Collected data
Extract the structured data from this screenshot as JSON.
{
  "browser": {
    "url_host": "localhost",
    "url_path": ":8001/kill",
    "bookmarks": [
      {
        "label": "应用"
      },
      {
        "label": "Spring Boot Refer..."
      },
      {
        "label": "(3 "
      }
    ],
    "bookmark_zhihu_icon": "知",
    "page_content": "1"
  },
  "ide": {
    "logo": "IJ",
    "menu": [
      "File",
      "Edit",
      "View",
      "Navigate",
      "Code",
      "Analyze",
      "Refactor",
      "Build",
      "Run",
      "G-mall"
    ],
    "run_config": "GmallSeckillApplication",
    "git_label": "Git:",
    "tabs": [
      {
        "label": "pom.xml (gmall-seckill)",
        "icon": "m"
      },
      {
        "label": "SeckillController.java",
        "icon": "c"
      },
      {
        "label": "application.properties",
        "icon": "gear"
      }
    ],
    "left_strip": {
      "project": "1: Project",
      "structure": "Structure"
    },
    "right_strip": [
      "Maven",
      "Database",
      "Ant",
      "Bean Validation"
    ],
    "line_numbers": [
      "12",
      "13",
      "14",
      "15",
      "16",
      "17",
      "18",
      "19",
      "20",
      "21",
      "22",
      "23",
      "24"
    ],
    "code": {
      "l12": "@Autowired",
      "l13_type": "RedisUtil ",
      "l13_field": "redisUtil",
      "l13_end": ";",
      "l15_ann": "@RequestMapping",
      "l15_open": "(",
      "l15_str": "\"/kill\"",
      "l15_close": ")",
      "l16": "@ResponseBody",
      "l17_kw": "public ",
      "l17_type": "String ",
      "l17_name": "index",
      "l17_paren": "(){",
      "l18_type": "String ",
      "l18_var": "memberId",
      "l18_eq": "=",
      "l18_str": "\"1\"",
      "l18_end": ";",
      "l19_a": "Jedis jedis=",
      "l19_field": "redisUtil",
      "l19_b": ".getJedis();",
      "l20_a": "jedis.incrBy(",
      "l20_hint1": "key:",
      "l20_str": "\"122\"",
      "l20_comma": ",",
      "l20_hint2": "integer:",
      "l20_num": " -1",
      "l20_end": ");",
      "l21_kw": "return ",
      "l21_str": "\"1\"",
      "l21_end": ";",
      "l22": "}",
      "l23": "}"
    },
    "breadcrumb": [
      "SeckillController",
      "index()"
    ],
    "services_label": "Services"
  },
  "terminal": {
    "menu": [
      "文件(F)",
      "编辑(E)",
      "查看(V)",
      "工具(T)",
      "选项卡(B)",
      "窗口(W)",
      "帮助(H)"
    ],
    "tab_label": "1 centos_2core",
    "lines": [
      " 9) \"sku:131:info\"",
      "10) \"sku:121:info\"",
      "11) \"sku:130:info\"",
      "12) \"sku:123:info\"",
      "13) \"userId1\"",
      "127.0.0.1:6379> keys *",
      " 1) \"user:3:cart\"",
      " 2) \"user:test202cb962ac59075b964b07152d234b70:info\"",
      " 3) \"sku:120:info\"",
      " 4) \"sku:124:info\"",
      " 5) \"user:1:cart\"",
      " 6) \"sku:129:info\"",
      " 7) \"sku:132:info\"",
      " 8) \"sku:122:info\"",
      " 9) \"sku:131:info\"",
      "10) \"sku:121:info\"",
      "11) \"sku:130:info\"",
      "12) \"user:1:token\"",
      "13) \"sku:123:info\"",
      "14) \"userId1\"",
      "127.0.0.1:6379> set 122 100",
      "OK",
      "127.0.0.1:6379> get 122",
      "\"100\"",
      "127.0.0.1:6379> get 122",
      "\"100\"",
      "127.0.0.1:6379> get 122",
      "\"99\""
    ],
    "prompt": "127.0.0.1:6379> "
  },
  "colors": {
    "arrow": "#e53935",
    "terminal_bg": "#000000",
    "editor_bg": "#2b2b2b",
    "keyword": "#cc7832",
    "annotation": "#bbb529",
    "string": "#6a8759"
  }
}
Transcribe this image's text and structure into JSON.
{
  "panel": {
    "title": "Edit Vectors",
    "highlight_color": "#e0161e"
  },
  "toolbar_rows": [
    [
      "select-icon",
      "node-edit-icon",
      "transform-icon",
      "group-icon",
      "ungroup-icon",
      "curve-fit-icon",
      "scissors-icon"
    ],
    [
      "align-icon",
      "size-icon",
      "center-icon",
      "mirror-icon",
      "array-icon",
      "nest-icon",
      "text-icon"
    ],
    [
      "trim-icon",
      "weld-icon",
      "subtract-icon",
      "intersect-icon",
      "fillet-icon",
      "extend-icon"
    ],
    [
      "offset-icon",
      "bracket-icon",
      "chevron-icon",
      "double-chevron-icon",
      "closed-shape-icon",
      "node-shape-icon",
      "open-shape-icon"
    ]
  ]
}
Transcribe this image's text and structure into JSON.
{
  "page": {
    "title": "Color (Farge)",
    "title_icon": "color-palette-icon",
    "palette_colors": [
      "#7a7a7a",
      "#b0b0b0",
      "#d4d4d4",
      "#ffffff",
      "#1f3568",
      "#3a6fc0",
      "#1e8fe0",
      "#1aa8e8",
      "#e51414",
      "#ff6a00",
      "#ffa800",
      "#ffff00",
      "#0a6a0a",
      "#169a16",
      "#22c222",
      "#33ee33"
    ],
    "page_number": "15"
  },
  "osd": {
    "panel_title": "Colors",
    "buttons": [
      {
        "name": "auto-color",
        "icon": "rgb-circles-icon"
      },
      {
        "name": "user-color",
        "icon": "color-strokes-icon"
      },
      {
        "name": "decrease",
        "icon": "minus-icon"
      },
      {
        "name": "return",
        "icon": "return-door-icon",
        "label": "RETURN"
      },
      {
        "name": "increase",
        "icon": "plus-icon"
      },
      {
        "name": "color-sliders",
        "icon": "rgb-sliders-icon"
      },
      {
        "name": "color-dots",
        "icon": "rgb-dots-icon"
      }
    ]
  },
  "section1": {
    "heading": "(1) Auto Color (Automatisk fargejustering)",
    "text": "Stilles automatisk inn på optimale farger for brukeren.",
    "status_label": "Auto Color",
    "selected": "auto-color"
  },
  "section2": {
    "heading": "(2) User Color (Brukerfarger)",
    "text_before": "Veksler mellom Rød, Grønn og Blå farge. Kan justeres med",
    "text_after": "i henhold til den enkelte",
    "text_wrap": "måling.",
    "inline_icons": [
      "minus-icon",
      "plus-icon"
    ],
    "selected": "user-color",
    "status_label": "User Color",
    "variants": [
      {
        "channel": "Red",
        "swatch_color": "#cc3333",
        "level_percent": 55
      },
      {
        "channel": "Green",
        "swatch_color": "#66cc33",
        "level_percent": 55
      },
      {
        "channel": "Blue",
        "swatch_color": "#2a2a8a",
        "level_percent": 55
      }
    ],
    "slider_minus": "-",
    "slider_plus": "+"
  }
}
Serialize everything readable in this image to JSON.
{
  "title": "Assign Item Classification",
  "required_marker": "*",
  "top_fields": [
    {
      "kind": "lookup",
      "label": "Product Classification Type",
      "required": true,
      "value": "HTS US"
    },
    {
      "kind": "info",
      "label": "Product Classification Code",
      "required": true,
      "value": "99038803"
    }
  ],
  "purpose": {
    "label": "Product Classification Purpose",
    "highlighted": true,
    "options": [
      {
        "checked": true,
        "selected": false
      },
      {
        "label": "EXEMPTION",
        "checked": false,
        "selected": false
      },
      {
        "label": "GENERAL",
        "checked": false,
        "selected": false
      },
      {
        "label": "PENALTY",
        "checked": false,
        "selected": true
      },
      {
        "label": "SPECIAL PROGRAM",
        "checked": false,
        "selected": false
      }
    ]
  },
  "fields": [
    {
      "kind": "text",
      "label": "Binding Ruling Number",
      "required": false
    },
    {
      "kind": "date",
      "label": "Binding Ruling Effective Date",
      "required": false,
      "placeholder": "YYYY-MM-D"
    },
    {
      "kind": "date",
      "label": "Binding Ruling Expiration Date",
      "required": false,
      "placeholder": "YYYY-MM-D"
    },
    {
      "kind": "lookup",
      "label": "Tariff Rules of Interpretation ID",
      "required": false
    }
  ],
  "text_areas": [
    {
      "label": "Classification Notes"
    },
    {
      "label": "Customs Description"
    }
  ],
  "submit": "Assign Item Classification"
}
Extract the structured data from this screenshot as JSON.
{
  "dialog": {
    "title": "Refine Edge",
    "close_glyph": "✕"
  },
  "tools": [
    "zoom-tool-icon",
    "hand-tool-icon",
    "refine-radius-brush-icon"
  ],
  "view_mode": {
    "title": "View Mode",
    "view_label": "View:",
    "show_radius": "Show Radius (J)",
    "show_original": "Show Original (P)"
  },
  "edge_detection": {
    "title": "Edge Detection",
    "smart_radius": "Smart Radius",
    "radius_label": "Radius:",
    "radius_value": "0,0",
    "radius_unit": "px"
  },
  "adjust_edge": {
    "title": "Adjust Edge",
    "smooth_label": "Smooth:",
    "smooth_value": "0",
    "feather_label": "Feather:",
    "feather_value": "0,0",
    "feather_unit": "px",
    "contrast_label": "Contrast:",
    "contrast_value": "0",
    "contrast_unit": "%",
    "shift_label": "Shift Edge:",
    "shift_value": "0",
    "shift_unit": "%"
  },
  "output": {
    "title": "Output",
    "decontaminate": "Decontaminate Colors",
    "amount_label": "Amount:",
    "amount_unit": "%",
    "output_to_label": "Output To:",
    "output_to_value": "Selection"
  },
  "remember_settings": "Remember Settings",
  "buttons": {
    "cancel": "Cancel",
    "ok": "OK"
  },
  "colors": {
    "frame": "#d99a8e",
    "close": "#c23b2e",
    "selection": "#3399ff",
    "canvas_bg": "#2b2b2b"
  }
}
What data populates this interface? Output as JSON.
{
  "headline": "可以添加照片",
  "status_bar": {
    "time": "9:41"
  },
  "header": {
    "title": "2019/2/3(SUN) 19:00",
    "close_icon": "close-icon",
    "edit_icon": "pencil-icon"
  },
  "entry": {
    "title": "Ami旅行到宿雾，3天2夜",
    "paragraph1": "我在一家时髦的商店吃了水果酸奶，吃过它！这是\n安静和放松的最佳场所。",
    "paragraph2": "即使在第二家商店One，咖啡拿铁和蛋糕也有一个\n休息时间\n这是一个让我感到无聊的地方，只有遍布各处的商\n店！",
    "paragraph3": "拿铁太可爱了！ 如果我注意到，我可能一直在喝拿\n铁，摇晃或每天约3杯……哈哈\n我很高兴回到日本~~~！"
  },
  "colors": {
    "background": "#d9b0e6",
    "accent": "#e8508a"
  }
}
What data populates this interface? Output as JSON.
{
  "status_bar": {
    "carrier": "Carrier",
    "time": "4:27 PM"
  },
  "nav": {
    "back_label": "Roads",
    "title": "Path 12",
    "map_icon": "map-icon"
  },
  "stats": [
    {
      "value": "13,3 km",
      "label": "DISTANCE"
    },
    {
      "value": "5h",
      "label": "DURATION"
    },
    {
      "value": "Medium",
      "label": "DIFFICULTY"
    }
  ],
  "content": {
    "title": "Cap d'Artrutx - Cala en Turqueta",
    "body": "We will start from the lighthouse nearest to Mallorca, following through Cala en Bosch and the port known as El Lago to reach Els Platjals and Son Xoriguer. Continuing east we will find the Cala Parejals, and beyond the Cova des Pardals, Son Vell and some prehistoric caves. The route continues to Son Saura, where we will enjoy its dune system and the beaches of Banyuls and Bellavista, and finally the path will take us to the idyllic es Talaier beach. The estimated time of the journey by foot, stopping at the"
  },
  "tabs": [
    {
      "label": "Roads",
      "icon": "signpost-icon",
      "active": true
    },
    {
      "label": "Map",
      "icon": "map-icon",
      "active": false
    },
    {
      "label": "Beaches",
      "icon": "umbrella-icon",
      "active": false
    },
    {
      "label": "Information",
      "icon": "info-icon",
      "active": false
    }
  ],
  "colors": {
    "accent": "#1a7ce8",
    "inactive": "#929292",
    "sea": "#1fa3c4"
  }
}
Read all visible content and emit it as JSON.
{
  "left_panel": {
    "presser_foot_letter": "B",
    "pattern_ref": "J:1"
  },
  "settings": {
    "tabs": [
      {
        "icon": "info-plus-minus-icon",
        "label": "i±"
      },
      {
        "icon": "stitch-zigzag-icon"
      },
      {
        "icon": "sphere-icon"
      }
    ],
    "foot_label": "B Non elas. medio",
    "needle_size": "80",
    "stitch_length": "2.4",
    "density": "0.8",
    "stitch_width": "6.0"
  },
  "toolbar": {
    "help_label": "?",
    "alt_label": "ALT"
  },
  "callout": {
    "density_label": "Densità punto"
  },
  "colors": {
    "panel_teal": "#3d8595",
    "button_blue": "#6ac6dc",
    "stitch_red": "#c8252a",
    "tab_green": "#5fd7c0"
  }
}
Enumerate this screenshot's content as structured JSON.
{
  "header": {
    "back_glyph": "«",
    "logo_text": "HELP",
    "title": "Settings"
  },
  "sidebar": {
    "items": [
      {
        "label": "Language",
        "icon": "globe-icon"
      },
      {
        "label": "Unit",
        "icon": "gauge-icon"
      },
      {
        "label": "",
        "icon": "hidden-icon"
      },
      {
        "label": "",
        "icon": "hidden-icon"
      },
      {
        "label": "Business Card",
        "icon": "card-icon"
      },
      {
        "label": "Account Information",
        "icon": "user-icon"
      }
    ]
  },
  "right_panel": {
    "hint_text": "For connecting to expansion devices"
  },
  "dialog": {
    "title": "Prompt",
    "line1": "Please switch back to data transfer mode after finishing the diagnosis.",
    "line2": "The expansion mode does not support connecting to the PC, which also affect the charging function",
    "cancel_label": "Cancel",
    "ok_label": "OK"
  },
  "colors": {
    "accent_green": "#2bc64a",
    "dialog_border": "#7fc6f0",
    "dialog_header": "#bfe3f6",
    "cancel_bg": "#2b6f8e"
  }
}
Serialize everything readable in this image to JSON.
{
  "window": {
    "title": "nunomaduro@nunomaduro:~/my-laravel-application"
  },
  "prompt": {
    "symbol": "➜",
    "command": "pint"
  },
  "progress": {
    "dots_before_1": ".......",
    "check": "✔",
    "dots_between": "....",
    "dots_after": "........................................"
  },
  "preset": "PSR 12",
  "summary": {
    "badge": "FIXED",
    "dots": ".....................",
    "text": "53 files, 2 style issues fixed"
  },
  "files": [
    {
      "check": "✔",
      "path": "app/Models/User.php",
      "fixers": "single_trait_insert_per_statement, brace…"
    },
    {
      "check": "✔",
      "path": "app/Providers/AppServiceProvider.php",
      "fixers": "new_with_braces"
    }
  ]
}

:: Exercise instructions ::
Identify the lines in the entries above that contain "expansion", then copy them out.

:: Written answer ::
    "hint_text": "For connecting to expansion devices"
    "line2": "The expansion mode does not support connecting to the PC, which also affect the charging function",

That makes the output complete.